━━━ RECORDS FOR THIS TASK ━━━

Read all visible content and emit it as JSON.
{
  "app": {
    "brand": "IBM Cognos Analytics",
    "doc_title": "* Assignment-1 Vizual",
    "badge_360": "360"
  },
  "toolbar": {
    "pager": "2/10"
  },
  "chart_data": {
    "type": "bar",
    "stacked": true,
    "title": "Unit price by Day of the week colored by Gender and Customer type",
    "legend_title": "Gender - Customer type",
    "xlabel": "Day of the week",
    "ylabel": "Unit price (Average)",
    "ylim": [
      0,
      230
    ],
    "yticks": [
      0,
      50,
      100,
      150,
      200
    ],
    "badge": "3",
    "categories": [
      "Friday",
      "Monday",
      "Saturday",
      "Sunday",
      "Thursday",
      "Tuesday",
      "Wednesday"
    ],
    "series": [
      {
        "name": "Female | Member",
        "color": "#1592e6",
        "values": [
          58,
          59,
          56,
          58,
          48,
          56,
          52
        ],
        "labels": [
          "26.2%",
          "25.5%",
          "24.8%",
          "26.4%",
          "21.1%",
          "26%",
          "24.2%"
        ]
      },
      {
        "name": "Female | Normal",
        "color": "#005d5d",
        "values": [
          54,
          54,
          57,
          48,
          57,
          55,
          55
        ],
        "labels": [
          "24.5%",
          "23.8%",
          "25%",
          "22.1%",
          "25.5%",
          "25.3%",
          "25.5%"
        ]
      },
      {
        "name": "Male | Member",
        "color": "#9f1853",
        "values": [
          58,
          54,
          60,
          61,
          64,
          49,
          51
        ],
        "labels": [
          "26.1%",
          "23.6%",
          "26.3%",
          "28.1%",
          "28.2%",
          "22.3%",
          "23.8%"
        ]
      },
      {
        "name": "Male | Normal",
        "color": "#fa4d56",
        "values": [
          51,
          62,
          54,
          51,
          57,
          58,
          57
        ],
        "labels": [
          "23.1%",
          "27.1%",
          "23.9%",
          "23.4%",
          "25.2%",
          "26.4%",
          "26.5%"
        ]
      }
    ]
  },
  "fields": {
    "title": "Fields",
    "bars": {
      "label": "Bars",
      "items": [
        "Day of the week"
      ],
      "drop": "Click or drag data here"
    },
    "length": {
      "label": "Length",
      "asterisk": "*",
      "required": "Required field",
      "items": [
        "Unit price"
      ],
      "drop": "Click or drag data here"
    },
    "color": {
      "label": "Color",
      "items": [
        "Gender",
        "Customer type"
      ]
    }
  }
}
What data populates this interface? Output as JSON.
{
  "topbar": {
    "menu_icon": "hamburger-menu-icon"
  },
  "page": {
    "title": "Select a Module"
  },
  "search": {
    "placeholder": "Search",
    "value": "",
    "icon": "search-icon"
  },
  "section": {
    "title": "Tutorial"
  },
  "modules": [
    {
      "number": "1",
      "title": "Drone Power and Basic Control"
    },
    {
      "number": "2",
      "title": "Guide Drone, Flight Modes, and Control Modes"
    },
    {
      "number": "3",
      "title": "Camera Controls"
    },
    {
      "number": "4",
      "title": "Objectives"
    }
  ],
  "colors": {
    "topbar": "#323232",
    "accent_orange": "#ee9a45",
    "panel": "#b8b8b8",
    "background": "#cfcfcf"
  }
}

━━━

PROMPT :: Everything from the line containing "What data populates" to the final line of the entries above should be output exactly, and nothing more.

SOLUTION TO THIS PROBLEM ::
What data populates this interface? Output as JSON.
{
  "topbar": {
    "menu_icon": "hamburger-menu-icon"
  },
  "page": {
    "title": "Select a Module"
  },
  "search": {
    "placeholder": "Search",
    "value": "",
    "icon": "search-icon"
  },
  "section": {
    "title": "Tutorial"
  },
  "modules": [
    {
      "number": "1",
      "title": "Drone Power and Basic Control"
    },
    {
      "number": "2",
      "title": "Guide Drone, Flight Modes, and Control Modes"
    },
    {
      "number": "3",
      "title": "Camera Controls"
    },
    {
      "number": "4",
      "title": "Objectives"
    }
  ],
  "colors": {
    "topbar": "#323232",
    "accent_orange": "#ee9a45",
    "panel": "#b8b8b8",
    "background": "#cfcfcf"
  }
}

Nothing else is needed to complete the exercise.